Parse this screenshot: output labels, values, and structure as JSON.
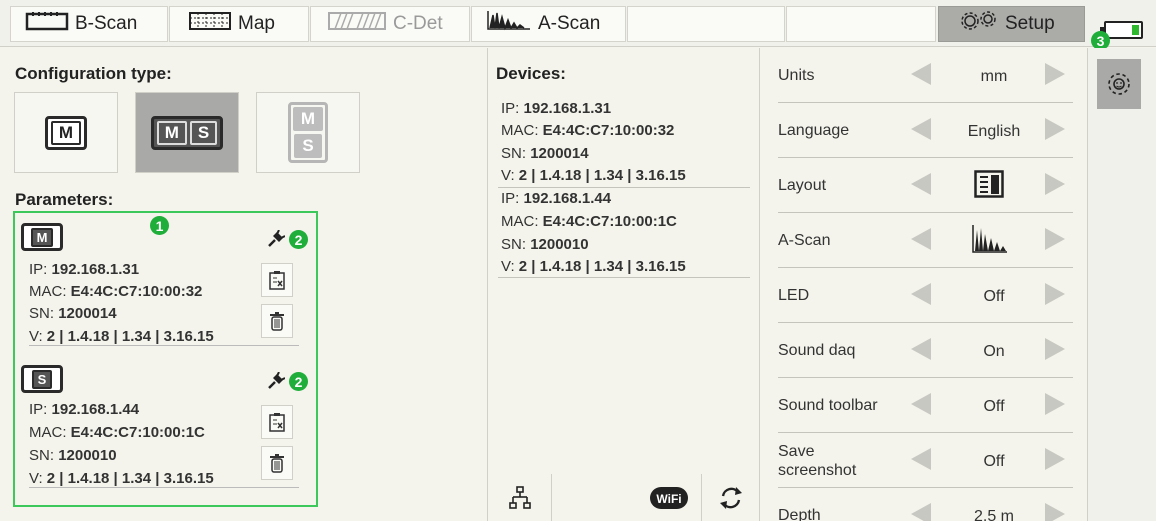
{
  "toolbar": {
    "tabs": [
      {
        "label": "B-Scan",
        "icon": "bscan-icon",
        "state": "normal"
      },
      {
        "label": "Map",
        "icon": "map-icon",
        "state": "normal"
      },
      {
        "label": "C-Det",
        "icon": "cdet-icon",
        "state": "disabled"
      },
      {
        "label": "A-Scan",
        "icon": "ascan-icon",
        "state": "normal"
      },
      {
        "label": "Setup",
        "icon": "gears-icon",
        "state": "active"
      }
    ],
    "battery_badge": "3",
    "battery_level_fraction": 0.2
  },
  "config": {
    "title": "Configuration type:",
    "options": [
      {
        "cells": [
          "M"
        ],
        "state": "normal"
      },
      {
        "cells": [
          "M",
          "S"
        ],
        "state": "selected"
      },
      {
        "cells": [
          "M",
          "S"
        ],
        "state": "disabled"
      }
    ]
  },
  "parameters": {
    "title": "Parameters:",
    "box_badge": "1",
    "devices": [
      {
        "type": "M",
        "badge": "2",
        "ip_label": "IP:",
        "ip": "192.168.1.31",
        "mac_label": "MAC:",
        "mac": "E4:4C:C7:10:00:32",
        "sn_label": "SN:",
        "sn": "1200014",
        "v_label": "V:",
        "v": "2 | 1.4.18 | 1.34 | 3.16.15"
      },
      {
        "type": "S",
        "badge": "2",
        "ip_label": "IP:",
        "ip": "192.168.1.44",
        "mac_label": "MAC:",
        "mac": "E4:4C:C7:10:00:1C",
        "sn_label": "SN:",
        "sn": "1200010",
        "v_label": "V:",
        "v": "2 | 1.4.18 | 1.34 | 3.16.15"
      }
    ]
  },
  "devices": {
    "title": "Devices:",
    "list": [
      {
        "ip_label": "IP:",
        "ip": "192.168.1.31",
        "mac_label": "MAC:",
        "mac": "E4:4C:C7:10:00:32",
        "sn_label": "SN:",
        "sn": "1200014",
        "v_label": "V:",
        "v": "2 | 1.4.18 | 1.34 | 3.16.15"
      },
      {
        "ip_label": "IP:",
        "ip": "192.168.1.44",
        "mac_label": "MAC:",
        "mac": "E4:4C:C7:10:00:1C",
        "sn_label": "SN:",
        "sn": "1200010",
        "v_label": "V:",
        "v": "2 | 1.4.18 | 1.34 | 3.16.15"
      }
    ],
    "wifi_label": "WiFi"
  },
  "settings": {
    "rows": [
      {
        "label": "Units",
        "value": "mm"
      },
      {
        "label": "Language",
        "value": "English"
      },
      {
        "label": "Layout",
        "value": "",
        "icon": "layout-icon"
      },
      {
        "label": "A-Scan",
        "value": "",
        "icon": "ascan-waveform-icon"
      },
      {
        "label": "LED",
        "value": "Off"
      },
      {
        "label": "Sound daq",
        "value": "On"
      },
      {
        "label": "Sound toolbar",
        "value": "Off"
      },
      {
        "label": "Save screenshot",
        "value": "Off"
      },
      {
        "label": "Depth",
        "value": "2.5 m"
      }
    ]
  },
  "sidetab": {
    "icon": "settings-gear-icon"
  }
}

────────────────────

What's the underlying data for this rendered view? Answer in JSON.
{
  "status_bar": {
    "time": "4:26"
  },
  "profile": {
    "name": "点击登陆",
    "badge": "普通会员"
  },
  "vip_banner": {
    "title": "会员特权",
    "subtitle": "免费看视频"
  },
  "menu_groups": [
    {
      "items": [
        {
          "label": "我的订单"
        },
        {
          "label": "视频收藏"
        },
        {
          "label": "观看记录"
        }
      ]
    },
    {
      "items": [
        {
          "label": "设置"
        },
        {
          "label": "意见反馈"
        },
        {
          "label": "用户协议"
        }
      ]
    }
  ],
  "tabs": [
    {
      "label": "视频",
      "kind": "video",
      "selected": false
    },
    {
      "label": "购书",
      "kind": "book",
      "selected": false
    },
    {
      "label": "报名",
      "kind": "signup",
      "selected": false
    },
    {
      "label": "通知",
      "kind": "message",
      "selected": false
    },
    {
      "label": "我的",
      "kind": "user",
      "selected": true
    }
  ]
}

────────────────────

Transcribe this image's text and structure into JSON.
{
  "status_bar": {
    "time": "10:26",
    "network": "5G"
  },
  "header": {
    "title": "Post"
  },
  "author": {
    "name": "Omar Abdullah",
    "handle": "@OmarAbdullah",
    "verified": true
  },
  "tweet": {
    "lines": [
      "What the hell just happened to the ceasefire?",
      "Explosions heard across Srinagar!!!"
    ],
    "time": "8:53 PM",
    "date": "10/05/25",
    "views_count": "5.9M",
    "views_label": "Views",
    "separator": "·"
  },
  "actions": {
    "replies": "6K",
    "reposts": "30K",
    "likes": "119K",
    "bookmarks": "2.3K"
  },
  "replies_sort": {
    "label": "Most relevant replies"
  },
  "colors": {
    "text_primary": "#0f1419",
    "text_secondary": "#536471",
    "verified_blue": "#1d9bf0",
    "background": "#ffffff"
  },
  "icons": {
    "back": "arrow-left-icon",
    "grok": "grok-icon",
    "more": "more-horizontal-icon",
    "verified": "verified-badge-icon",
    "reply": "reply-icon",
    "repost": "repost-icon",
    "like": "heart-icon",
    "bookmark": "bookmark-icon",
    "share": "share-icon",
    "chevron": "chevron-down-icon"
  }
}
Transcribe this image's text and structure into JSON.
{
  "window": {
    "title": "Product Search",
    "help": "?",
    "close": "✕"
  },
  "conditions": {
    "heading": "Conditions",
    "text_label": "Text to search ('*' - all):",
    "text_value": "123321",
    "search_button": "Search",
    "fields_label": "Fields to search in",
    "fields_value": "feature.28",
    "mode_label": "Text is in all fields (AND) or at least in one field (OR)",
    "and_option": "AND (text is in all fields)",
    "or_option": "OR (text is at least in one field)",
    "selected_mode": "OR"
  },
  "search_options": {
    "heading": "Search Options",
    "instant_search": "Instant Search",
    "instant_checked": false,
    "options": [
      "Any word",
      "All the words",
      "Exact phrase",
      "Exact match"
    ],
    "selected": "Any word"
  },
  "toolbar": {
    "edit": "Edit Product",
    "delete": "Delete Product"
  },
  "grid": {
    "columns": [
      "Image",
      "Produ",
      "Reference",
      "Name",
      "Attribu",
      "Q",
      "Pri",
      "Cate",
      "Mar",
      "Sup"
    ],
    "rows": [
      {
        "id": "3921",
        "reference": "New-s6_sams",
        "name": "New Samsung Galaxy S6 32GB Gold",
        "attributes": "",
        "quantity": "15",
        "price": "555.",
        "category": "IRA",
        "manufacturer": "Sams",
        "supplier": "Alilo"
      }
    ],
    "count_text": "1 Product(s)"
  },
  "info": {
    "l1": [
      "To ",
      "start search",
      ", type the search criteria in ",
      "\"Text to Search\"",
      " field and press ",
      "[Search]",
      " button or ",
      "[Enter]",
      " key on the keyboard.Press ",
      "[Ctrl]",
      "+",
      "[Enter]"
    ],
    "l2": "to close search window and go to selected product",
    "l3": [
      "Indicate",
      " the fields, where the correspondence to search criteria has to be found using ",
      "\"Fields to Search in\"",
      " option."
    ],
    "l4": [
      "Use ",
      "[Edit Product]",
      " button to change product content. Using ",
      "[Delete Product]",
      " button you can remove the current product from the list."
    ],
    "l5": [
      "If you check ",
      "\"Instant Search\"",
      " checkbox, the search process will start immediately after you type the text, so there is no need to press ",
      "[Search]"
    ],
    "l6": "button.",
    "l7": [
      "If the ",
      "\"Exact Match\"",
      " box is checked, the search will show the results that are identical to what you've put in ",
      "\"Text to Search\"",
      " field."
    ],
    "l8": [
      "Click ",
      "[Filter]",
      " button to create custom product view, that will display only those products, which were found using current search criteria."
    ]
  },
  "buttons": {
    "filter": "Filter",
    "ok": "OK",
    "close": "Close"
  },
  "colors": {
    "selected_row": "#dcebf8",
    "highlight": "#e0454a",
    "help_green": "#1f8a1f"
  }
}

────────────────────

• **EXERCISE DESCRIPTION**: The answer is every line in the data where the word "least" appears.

• **RESPONSE TO THIS EXERCISE**:
    "mode_label": "Text is in all fields (AND) or at least in one field (OR)",
    "or_option": "OR (text is at least in one field)",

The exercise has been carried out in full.